How to Hunt Ducks

This content is archived

Published on: Oct. 2, 2000

Last revision: Nov. 5, 2010

improve your calling.

Ideal duck hunting weather is chilly, breezy and wet, which is why longtime duck hunters accumulate an entire wardrobe exclusively for their chosen sport. Wool and plastic will do if you can’t afford breathable, water-resistant fabrics and exotic insulation. Just be sure to dress in layers that you can shed to avoid soaking your clothes with sweat when setting out decoys or doing other chores.

Camouflage is essential. Make sure everything ducks might see - including you - is covered in camo.

You can purchase all the essentials of duck hunting for well under $1,000, or half that if you already own a serviceable shotgun and waders.

Where and When

"...ducks fly best when the weather’s worst." - Ed Zern, Wings and Water, Guns and Dogs

The most obvious question facing beginning duck hunters is, "Where can I hunt?" The question that bedevils beginners and graybeards alike is, "When should I hunt?" The Conservation Department can help you answer both questions.

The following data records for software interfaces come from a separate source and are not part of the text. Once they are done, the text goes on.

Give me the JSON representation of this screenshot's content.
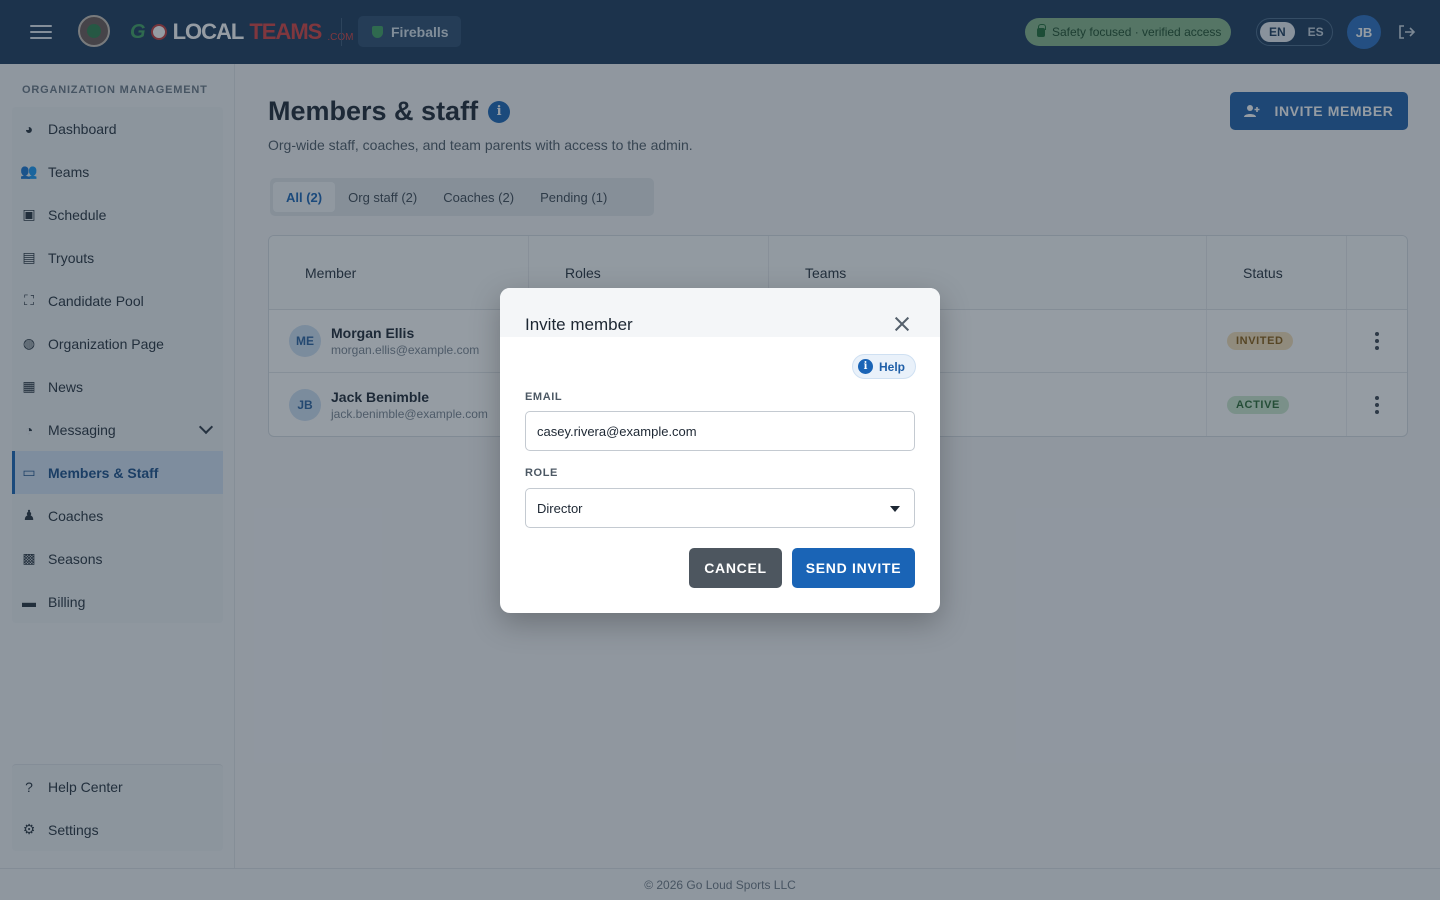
{
  "header": {
    "brand_prefix": "G",
    "brand_local": "LOCAL",
    "brand_teams": "TEAMS",
    "brand_com": ".COM",
    "team_name": "Fireballs",
    "safety_text": "Safety focused · verified access",
    "lang_en": "EN",
    "lang_es": "ES",
    "user_initials": "JB"
  },
  "sidebar": {
    "section_title": "ORGANIZATION MANAGEMENT",
    "items": [
      {
        "label": "Dashboard",
        "icon": "dashboard-icon",
        "glyph": "◕"
      },
      {
        "label": "Teams",
        "icon": "teams-icon",
        "glyph": "👥"
      },
      {
        "label": "Schedule",
        "icon": "calendar-icon",
        "glyph": "▣"
      },
      {
        "label": "Tryouts",
        "icon": "clipboard-icon",
        "glyph": "▤"
      },
      {
        "label": "Candidate Pool",
        "icon": "candidate-pool-icon",
        "glyph": "⛶"
      },
      {
        "label": "Organization Page",
        "icon": "globe-icon",
        "glyph": "◍"
      },
      {
        "label": "News",
        "icon": "news-icon",
        "glyph": "▦"
      },
      {
        "label": "Messaging",
        "icon": "chat-icon",
        "glyph": "◔"
      },
      {
        "label": "Members & Staff",
        "icon": "id-card-icon",
        "glyph": "▭"
      },
      {
        "label": "Coaches",
        "icon": "person-icon",
        "glyph": "♟"
      },
      {
        "label": "Seasons",
        "icon": "seasons-icon",
        "glyph": "▩"
      },
      {
        "label": "Billing",
        "icon": "credit-card-icon",
        "glyph": "▬"
      }
    ],
    "bottom_items": [
      {
        "label": "Help Center",
        "icon": "help-icon",
        "glyph": "?"
      },
      {
        "label": "Settings",
        "icon": "gear-icon",
        "glyph": "⚙"
      }
    ]
  },
  "main": {
    "title": "Members & staff",
    "info_glyph": "i",
    "subtitle": "Org-wide staff, coaches, and team parents with access to the admin.",
    "invite_label": "INVITE MEMBER",
    "tabs": [
      {
        "label": "All (2)"
      },
      {
        "label": "Org staff (2)"
      },
      {
        "label": "Coaches (2)"
      },
      {
        "label": "Pending (1)"
      }
    ],
    "columns": [
      "Member",
      "Roles",
      "Teams",
      "Status"
    ],
    "rows": [
      {
        "initials": "ME",
        "name": "Morgan Ellis",
        "email": "morgan.ellis@example.com",
        "status": "INVITED"
      },
      {
        "initials": "JB",
        "name": "Jack Benimble",
        "email": "jack.benimble@example.com",
        "status": "ACTIVE"
      }
    ]
  },
  "footer": {
    "text": "© 2026 Go Loud Sports LLC"
  },
  "dialog": {
    "title": "Invite member",
    "help_label": "Help",
    "help_glyph": "i",
    "email_label": "EMAIL",
    "email_value": "casey.rivera@example.com",
    "role_label": "ROLE",
    "role_value": "Director",
    "cancel_label": "CANCEL",
    "send_label": "SEND INVITE"
  },
  "colors": {
    "header_bg": "#1b3a5c",
    "primary": "#1a64b6",
    "cancel_bg": "#4d565f"
  }
}
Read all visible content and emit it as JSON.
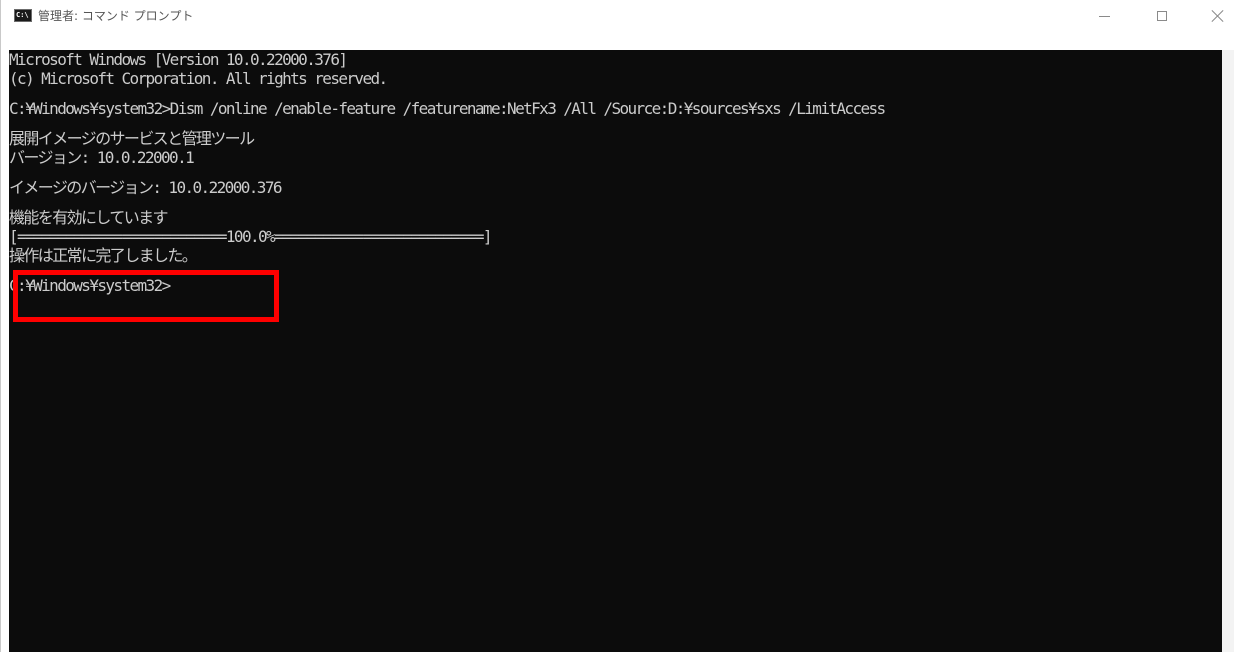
{
  "window": {
    "title": "管理者: コマンド プロンプト",
    "icon": "cmd-icon",
    "icon_text": "C:\\",
    "controls": [
      "minimize-icon",
      "maximize-icon",
      "close-icon"
    ]
  },
  "console": {
    "lines": [
      "Microsoft Windows [Version 10.0.22000.376]",
      "(c) Microsoft Corporation. All rights reserved.",
      "",
      "C:¥Windows¥system32>Dism /online /enable-feature /featurename:NetFx3 /All /Source:D:¥sources¥sxs /LimitAccess",
      "",
      "展開イメージのサービスと管理ツール",
      "バージョン: 10.0.22000.1",
      "",
      "イメージのバージョン: 10.0.22000.376",
      "",
      "機能を有効にしています",
      "[==========================100.0%==========================]",
      "操作は正常に完了しました。",
      "",
      "C:¥Windows¥system32>"
    ]
  },
  "colors": {
    "console_bg": "#0c0c0c",
    "console_text": "#cccccc",
    "highlight": "#ff0000"
  }
}
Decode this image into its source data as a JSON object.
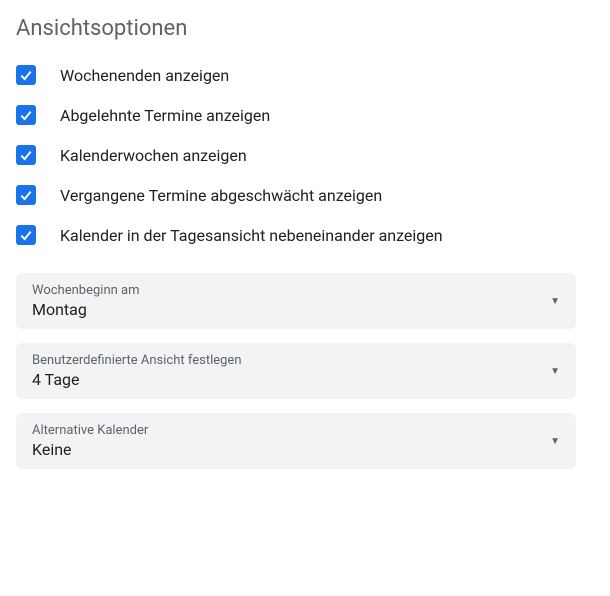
{
  "heading": "Ansichtsoptionen",
  "checkboxes": [
    {
      "label": "Wochenenden anzeigen",
      "checked": true
    },
    {
      "label": "Abgelehnte Termine anzeigen",
      "checked": true
    },
    {
      "label": "Kalenderwochen anzeigen",
      "checked": true
    },
    {
      "label": "Vergangene Termine abgeschwächt anzeigen",
      "checked": true
    },
    {
      "label": "Kalender in der Tagesansicht nebeneinander anzeigen",
      "checked": true
    }
  ],
  "dropdowns": [
    {
      "label": "Wochenbeginn am",
      "value": "Montag"
    },
    {
      "label": "Benutzerdefinierte Ansicht festlegen",
      "value": "4 Tage"
    },
    {
      "label": "Alternative Kalender",
      "value": "Keine"
    }
  ]
}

Missouri has dozens of wetland areas where you can hunt ducks. Thirteen have managed duck hunts with limited access to ensure hunting quality and safety. These are listed in the annual Migratory Bird Digest, available wherever duck stamps are sold. Half the daily hunting slots at these areas are awarded through a reservation process in September. The other half are awarded by drawing each morning.

Hunters who show up for daily drawings run the risk of being turned away, but the process provides access to Conservation Department personnel who may know about good spots and can tell you how to get there.

You can get information online about which areas have the most ducks. Waterfowl distribution survey data is available at

Often, the best time to hunt is when an arctic cold front moves into Missouri, pushing migrating ducks ahead of it. Watch weekly waterfowl surveys at such times and be ready to hunt the next day. Daily duck harvest data from various areas, also posted on the Conservation Department’s website, provides further insights into where the hunting is hot. Another option is to visit with other duck hunters through the Conservation Department’s online "Conservation Café," at

Once you learn the basics of duck hunting at these areas, you can find your own secret hunting spot on one of Missouri’s big rivers, around a U.S. Army Corps of Engineers reservoir or on a local lake or wetland.

Secrets of the "raft"

"The waterfowler who lures birds to

Content tagged with

Shortened URL